Items from an interface collection
-*-
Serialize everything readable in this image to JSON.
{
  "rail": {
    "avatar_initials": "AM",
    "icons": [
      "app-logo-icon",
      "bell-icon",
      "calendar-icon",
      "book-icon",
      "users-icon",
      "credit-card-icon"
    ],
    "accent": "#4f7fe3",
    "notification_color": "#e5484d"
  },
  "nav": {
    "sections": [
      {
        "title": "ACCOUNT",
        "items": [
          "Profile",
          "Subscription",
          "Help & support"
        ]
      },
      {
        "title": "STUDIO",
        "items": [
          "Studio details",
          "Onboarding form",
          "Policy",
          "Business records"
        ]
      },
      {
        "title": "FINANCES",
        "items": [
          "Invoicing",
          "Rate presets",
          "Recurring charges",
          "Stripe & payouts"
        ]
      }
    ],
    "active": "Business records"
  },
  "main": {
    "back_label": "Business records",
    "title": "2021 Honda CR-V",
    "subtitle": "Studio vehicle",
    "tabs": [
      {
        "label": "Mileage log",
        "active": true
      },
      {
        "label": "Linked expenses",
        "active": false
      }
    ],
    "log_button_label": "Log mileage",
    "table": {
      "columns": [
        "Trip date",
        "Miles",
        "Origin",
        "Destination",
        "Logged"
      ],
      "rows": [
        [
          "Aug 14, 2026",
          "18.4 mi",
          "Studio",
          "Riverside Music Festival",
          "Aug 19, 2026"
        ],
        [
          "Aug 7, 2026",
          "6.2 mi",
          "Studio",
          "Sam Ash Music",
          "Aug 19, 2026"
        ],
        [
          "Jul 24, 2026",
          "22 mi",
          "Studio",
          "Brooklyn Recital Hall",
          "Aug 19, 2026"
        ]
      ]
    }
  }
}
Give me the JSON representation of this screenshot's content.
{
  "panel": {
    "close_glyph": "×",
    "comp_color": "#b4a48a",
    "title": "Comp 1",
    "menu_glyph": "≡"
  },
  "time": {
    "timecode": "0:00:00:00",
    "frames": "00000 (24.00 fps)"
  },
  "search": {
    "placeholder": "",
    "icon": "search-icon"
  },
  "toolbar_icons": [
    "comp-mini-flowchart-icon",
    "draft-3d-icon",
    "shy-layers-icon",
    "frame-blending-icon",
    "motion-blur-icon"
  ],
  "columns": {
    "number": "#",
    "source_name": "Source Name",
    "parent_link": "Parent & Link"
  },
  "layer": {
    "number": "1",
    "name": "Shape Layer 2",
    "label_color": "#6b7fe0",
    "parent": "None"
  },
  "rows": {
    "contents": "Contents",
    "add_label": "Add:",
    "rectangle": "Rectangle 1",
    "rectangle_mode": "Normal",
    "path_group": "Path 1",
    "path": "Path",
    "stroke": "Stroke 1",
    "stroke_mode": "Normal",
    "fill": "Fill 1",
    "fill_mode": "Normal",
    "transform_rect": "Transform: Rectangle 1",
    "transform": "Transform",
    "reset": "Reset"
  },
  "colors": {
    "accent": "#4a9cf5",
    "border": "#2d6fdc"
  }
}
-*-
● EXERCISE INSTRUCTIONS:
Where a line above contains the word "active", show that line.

● ANSWER SPACE:
    "active": "Business records"
        "active": true
        "active": false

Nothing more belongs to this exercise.